My son, Jack, is ten and has Macrocephaly Cutis Marmorata Telangiectasia Congenita Syndrome. He also has autism. Jack is a special soul, a gift to our family. Raising him is also the greatest challenge I have ever faced.
I have three other boys, too. And eighteen months ago, we learned that my third son Charlie, who was then five, is also on the autism spectrum and has profound anxiety. I had already done a fair amount of wrestling with The Lord in Jack’s early years, and felt that I had come to terms with Jack’s disabilities. But when Charlie was diagnosed, it came at me like a hook shot and knocked me flat. Because now there were two.
In the weeks following Charlie’s diagnosis, I wondered why God seemed to want more from me than I was able to give.
Suddenly half my children had special needs. No one around me knew what that felt like. But Jesus did.
I felt like I was in a pit, but I knew the Savior had descended below my pit and was now with me at the bottom. I didn’t feel alone.
God had also sent me this legion of angels in the form of my husband, my other sons, and dozens of dear friends. Frankly, when it comes to selfless people in my life who lift me up, my cup runneth way over. The day after the diagnosis, Chris brought me flowers and a key lime tart. Brittany brought me a raspberry chipotle chicken salad and gave me permission to cry, to which I responded “too late!” Terra texted me from Hawaii and told me she believed in me. Lacey brought me chocolate and helped me apply for an autism waiver program to help Charlie get therapy. I was serving in Laurels with Marla and Cynthia, who listened to me talk about my struggles with compassion. So did Fred and Shirley. They’re always checking in on us.

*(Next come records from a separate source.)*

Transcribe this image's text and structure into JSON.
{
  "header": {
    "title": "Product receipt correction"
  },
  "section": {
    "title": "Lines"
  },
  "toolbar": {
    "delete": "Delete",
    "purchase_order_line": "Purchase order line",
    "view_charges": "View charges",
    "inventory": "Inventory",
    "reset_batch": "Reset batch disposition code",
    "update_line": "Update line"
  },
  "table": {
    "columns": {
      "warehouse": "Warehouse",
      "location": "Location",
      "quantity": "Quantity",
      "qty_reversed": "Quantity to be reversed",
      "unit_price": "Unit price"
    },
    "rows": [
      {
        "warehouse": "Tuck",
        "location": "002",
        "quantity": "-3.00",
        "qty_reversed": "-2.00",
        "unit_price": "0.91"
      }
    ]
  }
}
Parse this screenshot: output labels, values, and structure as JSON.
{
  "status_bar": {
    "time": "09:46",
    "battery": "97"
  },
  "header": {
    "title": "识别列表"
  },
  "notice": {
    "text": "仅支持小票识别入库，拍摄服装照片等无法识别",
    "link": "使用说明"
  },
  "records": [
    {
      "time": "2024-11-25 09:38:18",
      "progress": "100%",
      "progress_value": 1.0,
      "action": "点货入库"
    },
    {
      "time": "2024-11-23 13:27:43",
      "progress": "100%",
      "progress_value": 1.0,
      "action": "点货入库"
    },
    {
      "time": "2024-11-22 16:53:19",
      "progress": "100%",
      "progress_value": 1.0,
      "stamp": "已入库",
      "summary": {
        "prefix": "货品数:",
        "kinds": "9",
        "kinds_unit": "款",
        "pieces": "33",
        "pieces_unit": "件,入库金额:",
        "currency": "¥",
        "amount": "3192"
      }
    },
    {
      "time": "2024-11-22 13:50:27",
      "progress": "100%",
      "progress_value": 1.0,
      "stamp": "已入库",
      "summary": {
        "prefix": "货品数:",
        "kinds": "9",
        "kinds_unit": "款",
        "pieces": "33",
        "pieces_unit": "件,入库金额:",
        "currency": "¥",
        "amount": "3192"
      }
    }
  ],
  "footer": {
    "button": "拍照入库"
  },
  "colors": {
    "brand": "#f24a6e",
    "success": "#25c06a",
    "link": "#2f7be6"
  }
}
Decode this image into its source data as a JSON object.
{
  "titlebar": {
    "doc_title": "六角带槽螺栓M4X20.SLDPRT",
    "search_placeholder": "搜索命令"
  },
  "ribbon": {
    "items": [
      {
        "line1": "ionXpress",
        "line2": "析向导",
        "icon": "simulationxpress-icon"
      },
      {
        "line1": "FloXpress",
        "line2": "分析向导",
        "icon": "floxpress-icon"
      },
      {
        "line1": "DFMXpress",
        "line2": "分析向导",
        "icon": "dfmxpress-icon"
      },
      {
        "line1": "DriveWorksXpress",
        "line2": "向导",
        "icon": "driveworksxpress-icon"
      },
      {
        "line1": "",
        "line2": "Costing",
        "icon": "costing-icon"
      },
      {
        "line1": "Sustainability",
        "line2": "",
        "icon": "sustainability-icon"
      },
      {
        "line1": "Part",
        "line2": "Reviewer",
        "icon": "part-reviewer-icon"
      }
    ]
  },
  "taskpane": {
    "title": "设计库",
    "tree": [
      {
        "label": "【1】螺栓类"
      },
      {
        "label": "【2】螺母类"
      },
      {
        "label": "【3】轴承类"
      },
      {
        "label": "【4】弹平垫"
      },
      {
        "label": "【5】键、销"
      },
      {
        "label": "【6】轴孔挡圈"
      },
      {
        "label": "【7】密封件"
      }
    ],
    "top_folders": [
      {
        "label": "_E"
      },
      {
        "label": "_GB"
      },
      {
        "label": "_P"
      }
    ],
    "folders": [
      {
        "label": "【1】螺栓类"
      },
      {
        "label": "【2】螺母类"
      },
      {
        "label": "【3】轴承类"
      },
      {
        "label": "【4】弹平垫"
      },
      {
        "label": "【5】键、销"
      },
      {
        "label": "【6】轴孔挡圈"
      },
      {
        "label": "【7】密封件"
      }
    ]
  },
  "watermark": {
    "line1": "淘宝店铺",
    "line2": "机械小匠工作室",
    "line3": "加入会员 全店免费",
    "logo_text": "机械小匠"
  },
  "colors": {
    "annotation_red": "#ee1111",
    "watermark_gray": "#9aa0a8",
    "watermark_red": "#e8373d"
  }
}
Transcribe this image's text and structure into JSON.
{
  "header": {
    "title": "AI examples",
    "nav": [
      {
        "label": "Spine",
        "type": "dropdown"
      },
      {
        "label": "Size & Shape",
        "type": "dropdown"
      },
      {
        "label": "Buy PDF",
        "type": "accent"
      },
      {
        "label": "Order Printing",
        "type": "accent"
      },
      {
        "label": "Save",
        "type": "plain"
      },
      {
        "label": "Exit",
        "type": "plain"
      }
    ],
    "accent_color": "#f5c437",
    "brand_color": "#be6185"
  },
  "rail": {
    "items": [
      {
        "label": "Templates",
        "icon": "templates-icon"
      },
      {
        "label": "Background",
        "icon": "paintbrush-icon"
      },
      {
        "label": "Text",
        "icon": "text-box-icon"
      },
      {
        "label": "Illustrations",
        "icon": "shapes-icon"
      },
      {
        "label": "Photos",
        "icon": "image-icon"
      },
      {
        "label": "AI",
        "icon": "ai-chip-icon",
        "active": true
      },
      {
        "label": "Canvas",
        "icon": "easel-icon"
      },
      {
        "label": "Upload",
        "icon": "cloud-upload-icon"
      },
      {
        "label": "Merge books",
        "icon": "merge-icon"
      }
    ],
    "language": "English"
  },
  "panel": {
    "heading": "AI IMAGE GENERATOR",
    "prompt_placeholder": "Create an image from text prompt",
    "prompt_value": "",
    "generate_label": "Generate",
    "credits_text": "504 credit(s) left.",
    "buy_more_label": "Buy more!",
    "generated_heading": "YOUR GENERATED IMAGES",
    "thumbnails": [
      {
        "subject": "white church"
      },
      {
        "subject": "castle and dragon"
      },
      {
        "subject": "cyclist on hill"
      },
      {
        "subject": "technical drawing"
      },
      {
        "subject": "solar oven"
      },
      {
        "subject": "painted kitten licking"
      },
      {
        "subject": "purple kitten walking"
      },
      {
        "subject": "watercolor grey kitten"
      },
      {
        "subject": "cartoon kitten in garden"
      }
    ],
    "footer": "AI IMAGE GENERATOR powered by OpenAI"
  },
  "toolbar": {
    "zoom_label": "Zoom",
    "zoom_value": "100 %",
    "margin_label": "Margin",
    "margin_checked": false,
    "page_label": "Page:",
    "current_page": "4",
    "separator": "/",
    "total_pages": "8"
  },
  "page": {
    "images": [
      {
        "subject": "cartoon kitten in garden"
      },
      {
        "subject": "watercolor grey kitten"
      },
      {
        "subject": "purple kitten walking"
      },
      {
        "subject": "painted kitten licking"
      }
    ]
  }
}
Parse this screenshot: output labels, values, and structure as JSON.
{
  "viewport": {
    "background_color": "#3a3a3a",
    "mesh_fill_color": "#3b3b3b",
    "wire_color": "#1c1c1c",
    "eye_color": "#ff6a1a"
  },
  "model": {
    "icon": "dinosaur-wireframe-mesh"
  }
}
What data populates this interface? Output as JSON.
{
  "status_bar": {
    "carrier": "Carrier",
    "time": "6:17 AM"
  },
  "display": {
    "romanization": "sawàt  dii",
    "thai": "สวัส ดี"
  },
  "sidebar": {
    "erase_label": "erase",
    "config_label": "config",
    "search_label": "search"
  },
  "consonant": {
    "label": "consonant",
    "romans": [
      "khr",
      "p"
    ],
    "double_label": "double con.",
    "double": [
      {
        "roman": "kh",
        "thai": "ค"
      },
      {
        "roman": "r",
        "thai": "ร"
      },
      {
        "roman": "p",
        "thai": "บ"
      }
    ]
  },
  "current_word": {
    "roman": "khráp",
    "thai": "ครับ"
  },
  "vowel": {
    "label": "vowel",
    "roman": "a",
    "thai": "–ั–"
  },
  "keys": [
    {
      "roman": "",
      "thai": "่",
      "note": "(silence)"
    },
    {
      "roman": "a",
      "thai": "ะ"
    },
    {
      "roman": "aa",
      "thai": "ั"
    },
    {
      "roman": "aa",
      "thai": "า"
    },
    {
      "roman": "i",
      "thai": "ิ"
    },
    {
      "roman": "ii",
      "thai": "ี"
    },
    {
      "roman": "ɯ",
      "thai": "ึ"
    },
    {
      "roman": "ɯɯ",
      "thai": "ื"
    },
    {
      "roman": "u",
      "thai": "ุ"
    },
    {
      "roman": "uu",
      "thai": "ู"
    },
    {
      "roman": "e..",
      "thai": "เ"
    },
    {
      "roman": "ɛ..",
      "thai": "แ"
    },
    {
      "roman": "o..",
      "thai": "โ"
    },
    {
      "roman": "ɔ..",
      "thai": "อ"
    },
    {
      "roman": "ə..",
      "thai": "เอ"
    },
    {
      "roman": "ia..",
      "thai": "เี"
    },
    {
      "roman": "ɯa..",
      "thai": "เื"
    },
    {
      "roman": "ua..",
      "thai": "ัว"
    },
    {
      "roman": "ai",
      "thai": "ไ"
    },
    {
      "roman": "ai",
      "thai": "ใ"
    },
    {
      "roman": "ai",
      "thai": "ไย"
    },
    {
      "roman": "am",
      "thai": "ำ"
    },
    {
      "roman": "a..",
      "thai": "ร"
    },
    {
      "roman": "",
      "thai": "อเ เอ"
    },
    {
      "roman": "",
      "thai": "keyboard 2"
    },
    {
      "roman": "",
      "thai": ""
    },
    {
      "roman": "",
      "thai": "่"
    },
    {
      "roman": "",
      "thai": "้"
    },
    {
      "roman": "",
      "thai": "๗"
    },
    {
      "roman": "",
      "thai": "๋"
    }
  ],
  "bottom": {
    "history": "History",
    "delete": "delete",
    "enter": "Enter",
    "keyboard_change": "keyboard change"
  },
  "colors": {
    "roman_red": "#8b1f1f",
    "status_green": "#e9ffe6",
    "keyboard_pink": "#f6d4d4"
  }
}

That difficult summer, I had a dream early one morning. I dreamed I was at a musical recital when one of my neighbors leaned over and whispered to me, “You don’t have to worry about the challenges you face raising your children. You’re doing a good job.” I instantly woke up and knew that it wasn’t my neighbor speaking in my dream. It was my Heavenly Father. I felt completely light—as if I were filled with light. He hadn’t left me alone.
How is this a Christmas story? Because God sent us a Savior, who was born in a stable and became our redeemer.
For me, comfort is knowing that we were before we came to earth.
Comfort is knowing that after this life, because of the Savior, we will live unencumbered by the limitations of mortality.
Comfort is knowing that no matter how hard things may be, He descended below them all. He knows how we feel and how to help us.
Christmas is comfort because when Jesus came to earth, hope came too.